25-Mar-2005 -- Jim, who had just arrived in Hong Kong on an overnight flight from Australia that morning, was already waiting for me at the China (HK) Ferry Terminal in Tsim Sha Tsui when I got there at 4:30 p.m. We took the 5:30 p.m. ferry to Shenzhen Airport, then the 8 p.m. China Southern Airlines flight to Wenzhou via Jinjiang. It was 10:30 p.m. by the time we arrived in Wenzhou. We caught the airport shuttle bus into town, then a taxi to the Wenzhou West Bus Station. After ascertaining that there were no more buses that evening, we allowed ourselves to be escorted to a small but cheap guesthouse by its super-persuasive manageress who had been hanging around the bus station looking for customers.
The next morning, after an invigorating hot shower, we checked out of the guesthouse at 6:45 a.m. and walked back to the bus station, where we bought tickets for the 7:40 a.m. bus WNW to Qingtian. We had enough time to sit down and enjoy a hot bowl of congee in the restaurant next to the station before our bus departed.
Qingtian is one of several counties in Lishui Prefecture, and is the county in which this confluence is located. Upon arrival in Qingtian at 9 a.m. we took a taxi across town to another bus station, and from there caught the 9:30 a.m. bus WSW to the township of Beishan. It had started out a pretty overcast morning, but during the hour-long journey to Beishan the sun began making more frequent and prolonged appearances.
In Beishan we had 20 minutes during which to grab a quick bowl of noodles before catching another bus at 10:50 a.m. heading southwest towards the adjoining township of Linggen. We got off this bus after only 20 minutes, near the village of Fukou. The confluence was now just 5.2 kilometres to the south. We needed to cross a river, and the ferryman was on the other bank, but as soon as he saw us he came over and got us.
We began walking up a dirt road following a river upstream into the hills towards the confluence--this was a tributary of the river we had just crossed. Before long a three-wheeler came by with some people in the back, and we hailed it and joined them. As it turned out, some of them were heading exactly where we wanted to go, to the village of Xixie, the last village before the confluence.
Xixie is at an altitude of 188 metres, with the confluence one kilometre to the WSW. It would all be uphill from here. Fortunately one of the ladies with whom we'd shared the three-wheeler was kind enough to let us leave our big backpacks at her house while we tackled the mountain. At 12:15 p.m. we set off up a path next to a large water pipe that was part of a new hydro project.
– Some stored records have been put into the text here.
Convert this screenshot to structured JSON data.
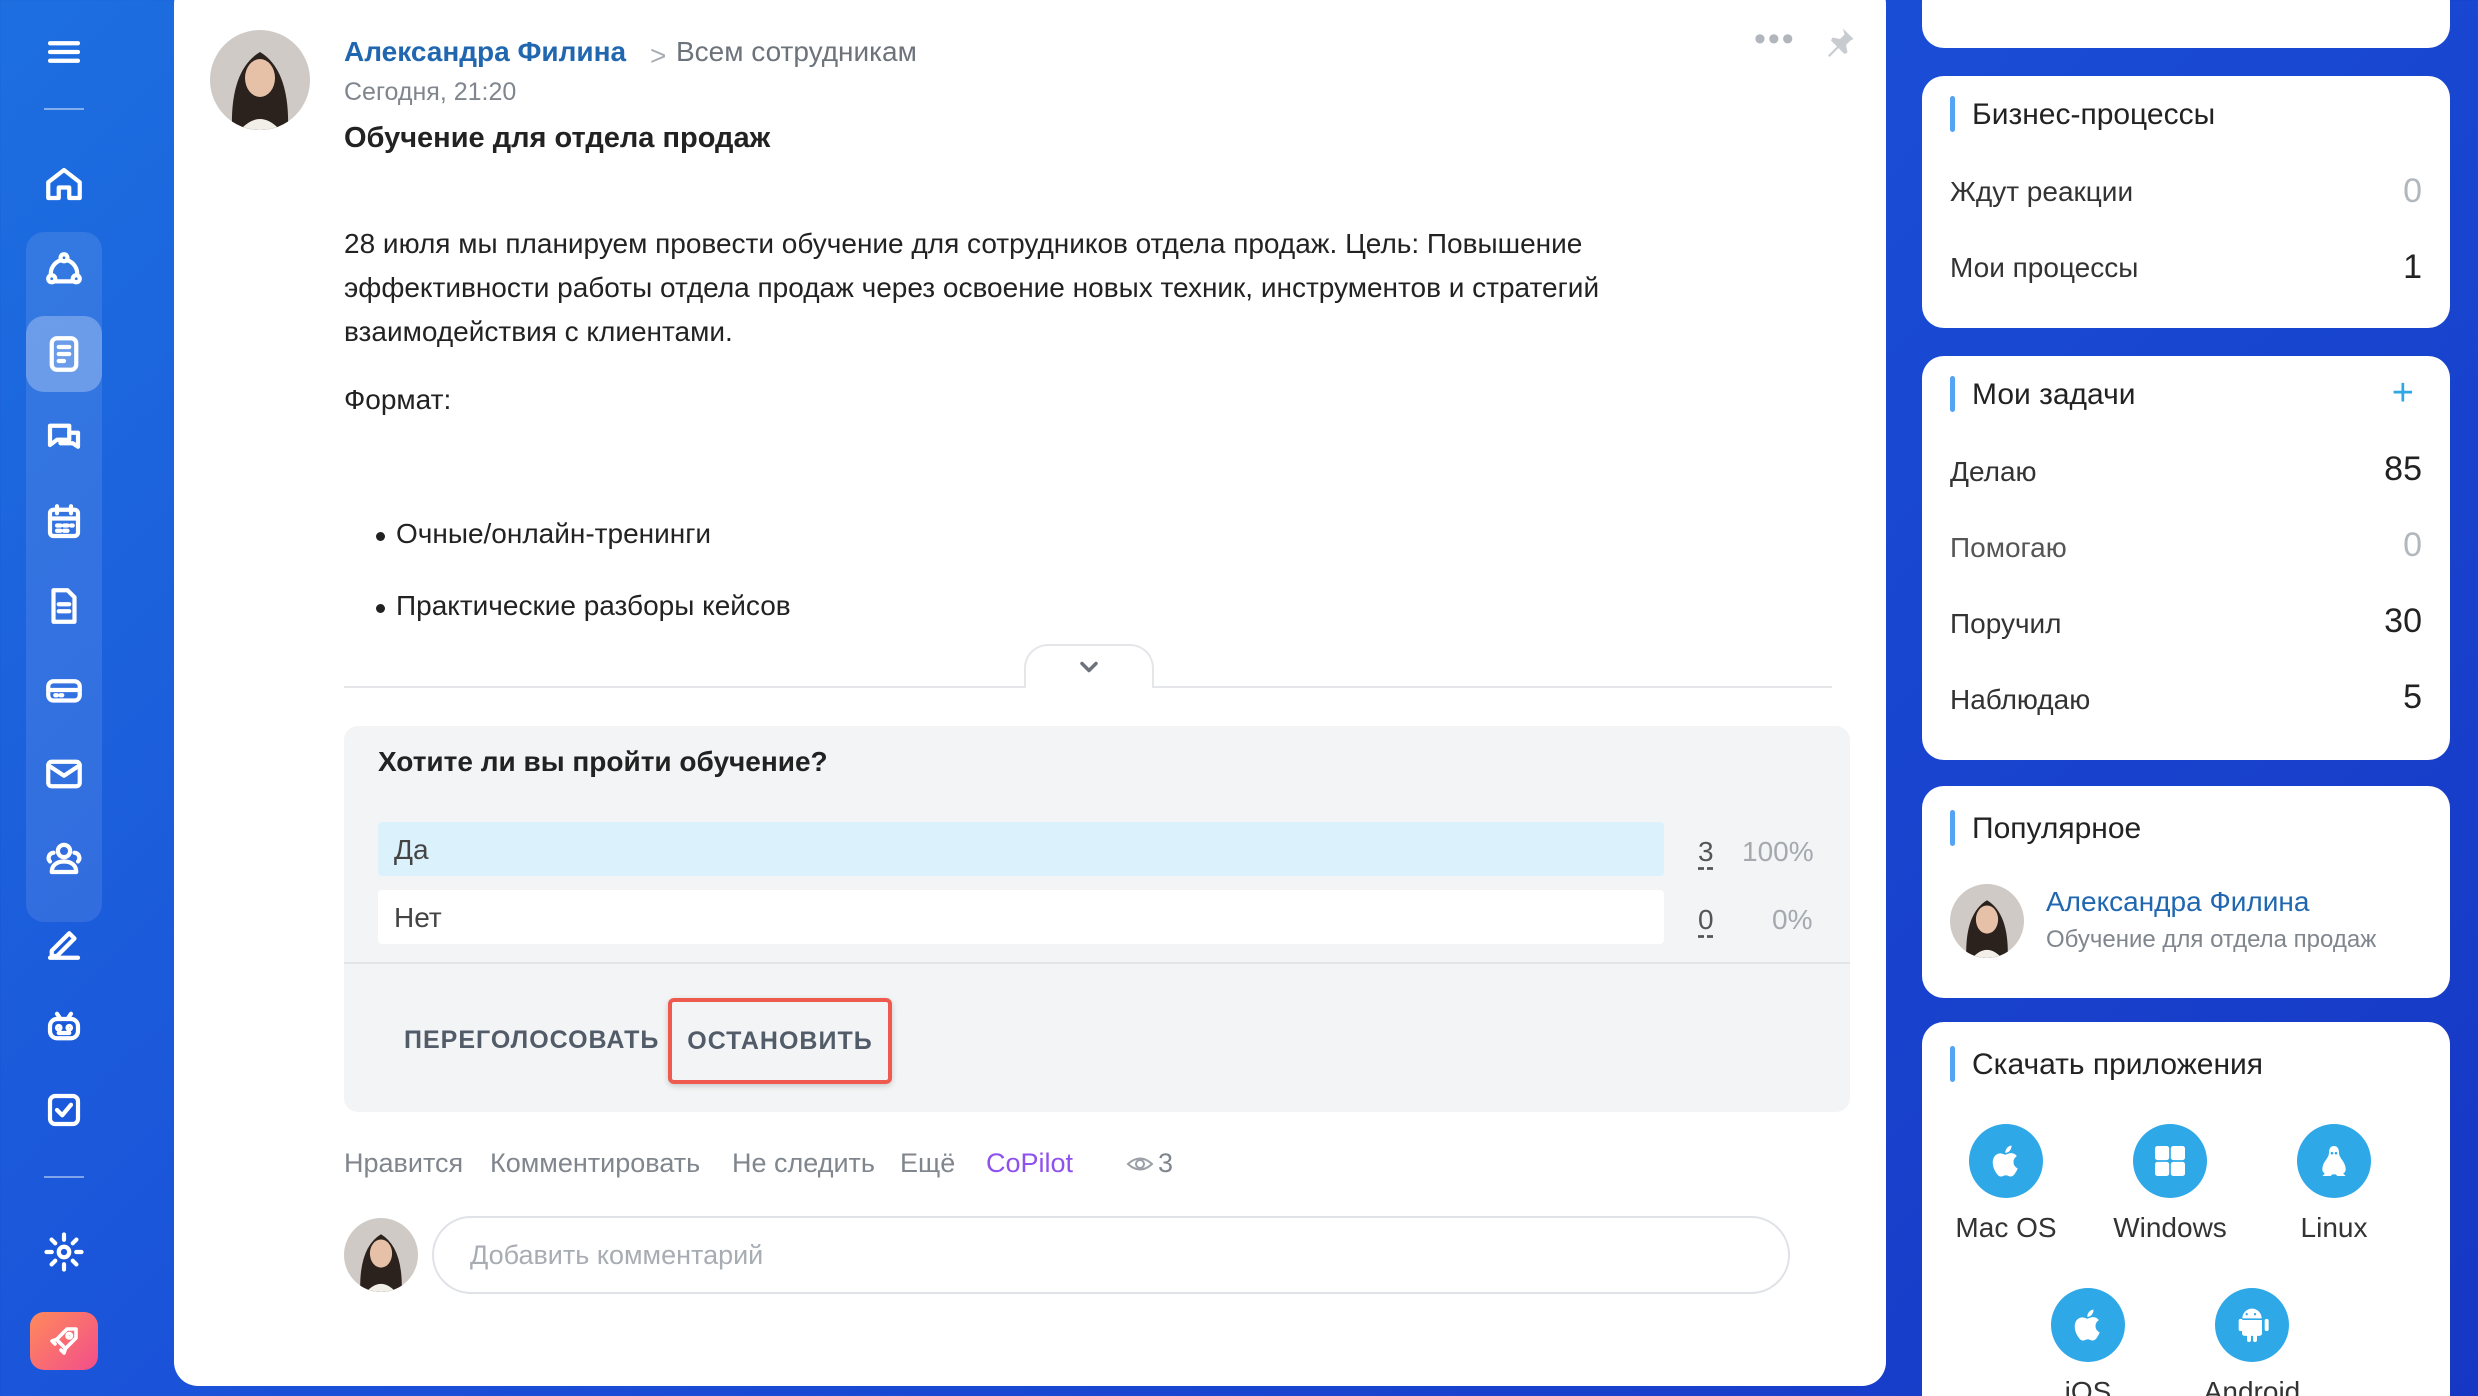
{
  "post": {
    "author": "Александра Филина",
    "arrow": ">",
    "destination": "Всем сотрудникам",
    "time": "Сегодня, 21:20",
    "title": "Обучение для отдела продаж",
    "body": "28 июля мы планируем провести обучение для сотрудников отдела продаж. Цель: Повышение эффективности работы отдела продаж через освоение новых техник, инструментов и стратегий взаимодействия с клиентами.",
    "format_label": "Формат:",
    "bullets": [
      "Очные/онлайн-тренинги",
      "Практические разборы кейсов"
    ],
    "more_dots": "•••"
  },
  "poll": {
    "question": "Хотите ли вы пройти обучение?",
    "options": [
      {
        "label": "Да",
        "count": "3",
        "percent": "100%"
      },
      {
        "label": "Нет",
        "count": "0",
        "percent": "0%"
      }
    ],
    "revote_label": "ПЕРЕГОЛОСОВАТЬ",
    "stop_label": "ОСТАНОВИТЬ"
  },
  "actions": {
    "like": "Нравится",
    "comment": "Комментировать",
    "unfollow": "Не следить",
    "more": "Ещё",
    "copilot": "CoPilot",
    "views": "3"
  },
  "comment_box": {
    "placeholder": "Добавить комментарий"
  },
  "widgets": {
    "business": {
      "title": "Бизнес-процессы",
      "rows": [
        {
          "label": "Ждут реакции",
          "value": "0"
        },
        {
          "label": "Мои процессы",
          "value": "1"
        }
      ]
    },
    "tasks": {
      "title": "Мои задачи",
      "plus": "+",
      "rows": [
        {
          "label": "Делаю",
          "value": "85"
        },
        {
          "label": "Помогаю",
          "value": "0"
        },
        {
          "label": "Поручил",
          "value": "30"
        },
        {
          "label": "Наблюдаю",
          "value": "5"
        }
      ]
    },
    "popular": {
      "title": "Популярное",
      "name": "Александра Филина",
      "subtitle": "Обучение для отдела продаж"
    },
    "apps": {
      "title": "Скачать приложения",
      "items": [
        "Mac OS",
        "Windows",
        "Linux",
        "iOS",
        "Android"
      ]
    }
  },
  "colors": {
    "accent_link": "#2067b0",
    "copilot": "#8e52ec",
    "highlight": "#ef5a4f",
    "poll_winner": "#dbf1fc"
  }
}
Forty-five minutes later, at an elevation of 400 metres, we came across a large number of workmen busy constructing a dam that would eventually feed water into the pipe. The confluence was now just 300 metres WSW.
We found a path that followed a small stream up into the hills in the direction of the confluence, but the path soon petered out, and in any case, the confluence was now off to the right of the stream, and we had no option but to take to the steep, heavily vegetated slope. The going was not easy. Without a trail to follow, we were hampered by both thick scrub and the steep angle of the slope. After an hour and a half of hard slog, with our hands covered in scratches, we decided we'd got about as close as we were going to get. The confluence was still a dozen metres away to the north, down an extremely precipitous slope that would have required ropes to negotiate. We took photos looking north, south, east and west. The photo looking east afforded a nice view of the valley we'd come up, however pretty much all that could be seen in the other three directions was scrub.
After telling Tim's wife Tammy how enjoyable the brownies that Tim had brought along and shared on our recent visit to 30°N 119°E had been, she insisted on baking me a fresh batch for this confluencing expedition. Much to Jim's delight, I now produced these, and we treated ourselves to a double serving, figuring we'd earned it with all the hard work we'd put into getting to this confluence.
Not surprisingly, going down was considerably quicker and easier than coming up. We were back in Xixie by 4 p.m. We collected our backpacks from the lady's house and started walking back towards Beishan, then got a three-wheeler the rest of the way. In Beishan we found a really nice guesthouse with a balcony overlooking a picturesque river. There was a large crowd of people flying kites in an open grassed area next to the river. We were both quite tired, so we had dinner at the guesthouse then went to bed early.
Story continues at 28°N 119°E.